The lead actor of 'Joker' had his work cut out for him in crafting a stellar speech after having to give so many during his fruitful awards season. One of the topics Phoenix had not covered before, however, and thus chose to take on at the Oscars was that of the daily lifestyle habits of Hollywood celebrities. After winning the award for Best Actor, Phoenix criticised how the bubble created by Hollywood can isolate its people from the world beyond and desensitise them to the environmental impact that their actions have on wildlife and livestock such as cows. After this impassioned appeal, Phoenix briefly mentioned his late brother River Phoenix, tearfully quoting a line from a song penned by the actor about the importance of love and peace.
8 The First Female Orchestral Director at the Oscars
The composer of the 'Joker' soundtrack became the third woman to ever win in their respective category at the Oscars at last night's gala. History was made, however, in presenting this award, with an orchestra taking to the stage to perform music by the five nominees conducted by the inimitable E√≠mear Noone. In what is a historic milestone for the Oscars, the Irish composer with credits to her name such as 'The Legend of Zelda' and 'World Of Warcraft' became the first woman to direct the orchestra at the Oscars, pouring her heart and soul into what was one of the stand-out musical moments of the night.
9 Bong Joon-ho Beats his Predecessors
After the winning streak of Alfonso Cuar√≥n and Alejando G. I√Ī√°rritu, it seems as though it's no longer enough to just shoot your film as a single sequence if you want to take home the Academy Award for Best Director. Bong Joon-ho beat out the favourite in the category, Sam Mendes, as well as living legends Martin Scorsese and Quentin Tarantino when he won the much-coveted Oscar last night. It was to these filmmakers, however, that the 'Parasite' director dedicated his award to, stating that it was through their works that he grew to love cinema and the process of creating it. His admiring words were also supported by the entirety of the Dolby Theatre getting to their feet to applaud 'The Irishman', giving it the recognition that the Academy had failed to throughout the ceremony.
10 There's No Stopping 'Parasite'

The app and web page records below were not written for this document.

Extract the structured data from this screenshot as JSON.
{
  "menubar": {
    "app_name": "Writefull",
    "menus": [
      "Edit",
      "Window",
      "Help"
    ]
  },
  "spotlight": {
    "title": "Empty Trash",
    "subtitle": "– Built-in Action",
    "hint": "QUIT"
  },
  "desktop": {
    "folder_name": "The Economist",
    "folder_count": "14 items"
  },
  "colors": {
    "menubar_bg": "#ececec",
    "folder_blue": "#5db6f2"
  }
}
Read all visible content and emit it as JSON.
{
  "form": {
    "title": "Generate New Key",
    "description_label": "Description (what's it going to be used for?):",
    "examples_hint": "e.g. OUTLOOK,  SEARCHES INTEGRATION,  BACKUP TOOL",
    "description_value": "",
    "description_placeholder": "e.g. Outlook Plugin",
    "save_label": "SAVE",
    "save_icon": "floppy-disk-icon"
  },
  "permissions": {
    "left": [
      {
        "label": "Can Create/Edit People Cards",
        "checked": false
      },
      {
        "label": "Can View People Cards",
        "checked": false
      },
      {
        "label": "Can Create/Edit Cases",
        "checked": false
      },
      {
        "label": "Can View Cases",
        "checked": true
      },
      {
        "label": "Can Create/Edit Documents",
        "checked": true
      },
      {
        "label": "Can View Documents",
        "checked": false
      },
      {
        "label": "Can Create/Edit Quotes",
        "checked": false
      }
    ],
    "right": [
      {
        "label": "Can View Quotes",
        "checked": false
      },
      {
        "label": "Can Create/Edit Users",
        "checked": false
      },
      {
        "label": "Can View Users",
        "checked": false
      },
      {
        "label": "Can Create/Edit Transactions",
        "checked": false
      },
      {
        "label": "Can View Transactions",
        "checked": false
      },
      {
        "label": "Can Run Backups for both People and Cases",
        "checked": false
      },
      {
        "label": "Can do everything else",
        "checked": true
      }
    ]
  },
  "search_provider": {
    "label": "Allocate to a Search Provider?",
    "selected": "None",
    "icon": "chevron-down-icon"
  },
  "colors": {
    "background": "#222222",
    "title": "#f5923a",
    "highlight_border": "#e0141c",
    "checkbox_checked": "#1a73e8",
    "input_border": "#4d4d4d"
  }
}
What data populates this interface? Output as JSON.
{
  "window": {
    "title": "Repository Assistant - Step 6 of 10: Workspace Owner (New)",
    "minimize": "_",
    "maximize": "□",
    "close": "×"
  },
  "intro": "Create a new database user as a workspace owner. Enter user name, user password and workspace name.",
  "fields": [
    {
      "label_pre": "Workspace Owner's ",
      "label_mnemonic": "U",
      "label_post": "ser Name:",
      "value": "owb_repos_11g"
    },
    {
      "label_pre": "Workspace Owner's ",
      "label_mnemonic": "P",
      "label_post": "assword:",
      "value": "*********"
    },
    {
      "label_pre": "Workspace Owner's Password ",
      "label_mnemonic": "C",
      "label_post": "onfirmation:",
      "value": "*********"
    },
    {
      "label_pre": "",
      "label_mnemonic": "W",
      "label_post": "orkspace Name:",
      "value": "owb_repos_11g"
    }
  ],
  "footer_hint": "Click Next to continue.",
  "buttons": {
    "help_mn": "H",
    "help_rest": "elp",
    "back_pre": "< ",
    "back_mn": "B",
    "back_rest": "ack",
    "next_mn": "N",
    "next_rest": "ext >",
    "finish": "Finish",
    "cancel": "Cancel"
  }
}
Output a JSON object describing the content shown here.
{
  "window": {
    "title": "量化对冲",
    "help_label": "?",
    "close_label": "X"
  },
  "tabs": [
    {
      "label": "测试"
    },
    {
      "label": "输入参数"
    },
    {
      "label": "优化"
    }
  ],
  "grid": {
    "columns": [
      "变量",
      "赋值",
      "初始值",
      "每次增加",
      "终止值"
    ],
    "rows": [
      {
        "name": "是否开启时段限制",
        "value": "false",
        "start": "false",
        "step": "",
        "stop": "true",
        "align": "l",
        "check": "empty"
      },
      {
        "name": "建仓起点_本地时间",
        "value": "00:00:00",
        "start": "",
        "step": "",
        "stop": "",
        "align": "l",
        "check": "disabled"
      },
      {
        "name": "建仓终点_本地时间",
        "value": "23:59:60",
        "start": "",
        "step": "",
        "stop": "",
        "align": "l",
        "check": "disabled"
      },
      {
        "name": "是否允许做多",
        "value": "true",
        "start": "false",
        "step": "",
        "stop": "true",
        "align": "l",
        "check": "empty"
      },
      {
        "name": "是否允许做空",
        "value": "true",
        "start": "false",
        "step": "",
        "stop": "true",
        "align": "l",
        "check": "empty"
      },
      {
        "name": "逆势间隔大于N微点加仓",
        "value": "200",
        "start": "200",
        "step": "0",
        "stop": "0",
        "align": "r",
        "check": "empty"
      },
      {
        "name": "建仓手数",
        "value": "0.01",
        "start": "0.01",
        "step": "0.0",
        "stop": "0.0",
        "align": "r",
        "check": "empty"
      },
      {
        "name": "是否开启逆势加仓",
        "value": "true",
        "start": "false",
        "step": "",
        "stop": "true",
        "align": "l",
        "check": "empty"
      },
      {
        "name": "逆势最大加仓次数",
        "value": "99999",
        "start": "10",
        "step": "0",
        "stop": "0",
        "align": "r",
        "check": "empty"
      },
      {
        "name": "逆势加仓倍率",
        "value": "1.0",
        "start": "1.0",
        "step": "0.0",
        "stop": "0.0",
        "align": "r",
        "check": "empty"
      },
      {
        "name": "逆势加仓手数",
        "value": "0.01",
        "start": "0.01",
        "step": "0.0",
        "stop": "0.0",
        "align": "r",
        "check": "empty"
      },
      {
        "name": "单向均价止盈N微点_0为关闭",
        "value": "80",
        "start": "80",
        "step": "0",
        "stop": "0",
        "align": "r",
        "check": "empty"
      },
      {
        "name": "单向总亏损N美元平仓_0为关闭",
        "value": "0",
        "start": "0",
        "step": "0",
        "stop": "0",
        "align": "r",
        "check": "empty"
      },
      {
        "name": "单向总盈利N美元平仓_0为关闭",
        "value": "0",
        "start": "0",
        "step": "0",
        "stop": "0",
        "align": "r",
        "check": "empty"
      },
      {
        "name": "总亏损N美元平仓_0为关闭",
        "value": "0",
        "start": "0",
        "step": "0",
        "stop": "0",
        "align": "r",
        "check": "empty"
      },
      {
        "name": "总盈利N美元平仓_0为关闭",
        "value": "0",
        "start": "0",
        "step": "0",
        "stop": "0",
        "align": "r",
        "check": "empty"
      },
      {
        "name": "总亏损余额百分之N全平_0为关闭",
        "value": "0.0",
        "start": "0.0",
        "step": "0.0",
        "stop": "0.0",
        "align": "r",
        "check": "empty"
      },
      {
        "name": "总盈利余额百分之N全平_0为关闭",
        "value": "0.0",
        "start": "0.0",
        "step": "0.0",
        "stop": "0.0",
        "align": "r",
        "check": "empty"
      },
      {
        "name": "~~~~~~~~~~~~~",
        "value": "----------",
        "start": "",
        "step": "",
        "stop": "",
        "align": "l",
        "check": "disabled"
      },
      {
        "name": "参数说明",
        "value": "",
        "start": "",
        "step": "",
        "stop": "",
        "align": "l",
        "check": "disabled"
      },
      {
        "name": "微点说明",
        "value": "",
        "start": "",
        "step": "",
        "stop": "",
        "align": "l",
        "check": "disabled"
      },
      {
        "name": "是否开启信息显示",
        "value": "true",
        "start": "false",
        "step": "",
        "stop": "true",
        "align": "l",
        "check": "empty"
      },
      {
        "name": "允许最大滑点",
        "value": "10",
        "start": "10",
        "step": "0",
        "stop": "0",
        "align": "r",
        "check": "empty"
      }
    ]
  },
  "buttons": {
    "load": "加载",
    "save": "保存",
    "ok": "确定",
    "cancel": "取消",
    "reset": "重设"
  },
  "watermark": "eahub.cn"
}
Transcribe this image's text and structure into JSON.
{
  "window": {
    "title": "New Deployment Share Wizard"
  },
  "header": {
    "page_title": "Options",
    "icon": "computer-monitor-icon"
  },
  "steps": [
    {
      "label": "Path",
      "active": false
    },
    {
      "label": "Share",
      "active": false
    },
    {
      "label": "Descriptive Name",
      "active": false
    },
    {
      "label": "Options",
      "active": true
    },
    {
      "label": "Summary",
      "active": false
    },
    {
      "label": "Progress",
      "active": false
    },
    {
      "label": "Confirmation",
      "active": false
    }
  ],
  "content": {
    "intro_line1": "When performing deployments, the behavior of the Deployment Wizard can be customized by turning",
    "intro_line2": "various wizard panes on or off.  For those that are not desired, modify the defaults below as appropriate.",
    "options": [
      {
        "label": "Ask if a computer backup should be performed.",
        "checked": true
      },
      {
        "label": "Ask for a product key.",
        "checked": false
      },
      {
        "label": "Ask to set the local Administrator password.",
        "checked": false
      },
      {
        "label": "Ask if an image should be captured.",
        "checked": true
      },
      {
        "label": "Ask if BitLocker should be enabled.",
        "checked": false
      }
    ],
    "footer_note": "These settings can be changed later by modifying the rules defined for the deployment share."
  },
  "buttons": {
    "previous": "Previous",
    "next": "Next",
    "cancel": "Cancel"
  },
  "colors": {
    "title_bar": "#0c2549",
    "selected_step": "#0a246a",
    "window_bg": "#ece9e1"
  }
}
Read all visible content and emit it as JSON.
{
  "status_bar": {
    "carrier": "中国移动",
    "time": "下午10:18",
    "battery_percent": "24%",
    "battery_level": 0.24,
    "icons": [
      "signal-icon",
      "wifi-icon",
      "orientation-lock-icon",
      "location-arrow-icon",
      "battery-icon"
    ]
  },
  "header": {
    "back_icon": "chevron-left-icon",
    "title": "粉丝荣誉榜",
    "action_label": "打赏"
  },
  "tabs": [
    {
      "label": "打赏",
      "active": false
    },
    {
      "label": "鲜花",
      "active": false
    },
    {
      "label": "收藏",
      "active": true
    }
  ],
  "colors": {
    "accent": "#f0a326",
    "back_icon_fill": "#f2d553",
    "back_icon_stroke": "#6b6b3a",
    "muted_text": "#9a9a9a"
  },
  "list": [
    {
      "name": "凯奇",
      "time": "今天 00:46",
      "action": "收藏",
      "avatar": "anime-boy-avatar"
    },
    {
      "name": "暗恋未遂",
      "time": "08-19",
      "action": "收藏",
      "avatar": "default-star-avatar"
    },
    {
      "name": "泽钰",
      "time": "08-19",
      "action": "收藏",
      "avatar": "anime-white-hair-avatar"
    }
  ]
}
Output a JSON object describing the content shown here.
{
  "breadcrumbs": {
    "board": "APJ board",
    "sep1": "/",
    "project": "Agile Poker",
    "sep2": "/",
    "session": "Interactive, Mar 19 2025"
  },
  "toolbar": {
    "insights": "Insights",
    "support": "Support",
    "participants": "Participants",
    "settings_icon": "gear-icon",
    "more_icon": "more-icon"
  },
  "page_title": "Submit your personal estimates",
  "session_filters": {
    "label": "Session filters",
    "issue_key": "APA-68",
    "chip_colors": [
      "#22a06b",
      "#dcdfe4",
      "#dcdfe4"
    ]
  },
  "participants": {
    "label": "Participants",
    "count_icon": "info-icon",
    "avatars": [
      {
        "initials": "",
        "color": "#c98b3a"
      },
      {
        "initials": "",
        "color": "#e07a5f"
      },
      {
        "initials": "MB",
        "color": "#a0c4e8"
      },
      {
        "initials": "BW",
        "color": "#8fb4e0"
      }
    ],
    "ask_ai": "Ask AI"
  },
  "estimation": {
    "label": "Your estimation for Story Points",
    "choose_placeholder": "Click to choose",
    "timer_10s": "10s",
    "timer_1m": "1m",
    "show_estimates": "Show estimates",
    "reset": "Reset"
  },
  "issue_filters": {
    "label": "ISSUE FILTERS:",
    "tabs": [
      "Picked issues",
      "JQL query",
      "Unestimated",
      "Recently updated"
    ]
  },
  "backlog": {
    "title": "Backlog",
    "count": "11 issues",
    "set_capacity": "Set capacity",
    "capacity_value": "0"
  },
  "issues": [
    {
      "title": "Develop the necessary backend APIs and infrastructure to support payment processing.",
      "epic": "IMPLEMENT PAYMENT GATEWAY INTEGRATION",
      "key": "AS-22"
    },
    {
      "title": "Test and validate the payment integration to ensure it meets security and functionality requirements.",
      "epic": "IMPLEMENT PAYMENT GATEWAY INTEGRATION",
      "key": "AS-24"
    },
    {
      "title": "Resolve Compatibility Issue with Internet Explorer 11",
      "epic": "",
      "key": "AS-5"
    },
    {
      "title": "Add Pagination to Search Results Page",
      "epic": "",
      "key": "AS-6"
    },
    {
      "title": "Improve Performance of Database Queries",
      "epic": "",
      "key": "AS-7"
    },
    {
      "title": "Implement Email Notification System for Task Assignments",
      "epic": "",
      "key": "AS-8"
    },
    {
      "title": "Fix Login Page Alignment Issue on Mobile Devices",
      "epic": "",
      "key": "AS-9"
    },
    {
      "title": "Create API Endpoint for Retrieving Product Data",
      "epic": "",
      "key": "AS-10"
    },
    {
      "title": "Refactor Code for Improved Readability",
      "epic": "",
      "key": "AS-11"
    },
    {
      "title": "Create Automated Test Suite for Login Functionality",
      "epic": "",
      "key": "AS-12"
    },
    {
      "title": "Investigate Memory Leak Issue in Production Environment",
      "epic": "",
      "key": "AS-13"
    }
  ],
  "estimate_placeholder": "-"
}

Before it even hit its winning streak, 'Parasite' had already made history as the first film to win in the recently renamed Best International Feature Film category (previously known as Best Foreign Language Film). However, this was not the only category where 'Parasite' seemed set to earn the recognition it deserved, and after winning both Best Director and Best Original Script, we were waiting on the edge of our seats to see whether the film would also triumph in the ultimate category of the night. Jane Fonda was in charge of bestowing the grand accolade of Best Film to the South Korean team, making 'Parasite' the first non-English language film to win the Oscar in that category. The audience couldn't hide their astonished yet delighted faces as the reality of this historically significant victory sunk in, with the reactions such that eventually the meticulously detailed schedule of the ceremony had to step in and wrap things up. After a brief speech from one of the producers, the lights and microphone were cut off due to the team exceeding the time limit allotted to each winner. After the audience saw that many of the cast and crew still had something to say, however, renowned actors such as Charlize Theron began to lobby for the theatre to turn the microphone back on and give 'Parasite' its hard-earned moment of glory. And so they did, in what was the perfect end to the night for 'Parasite', which was the night's big winner with four Oscars to its name.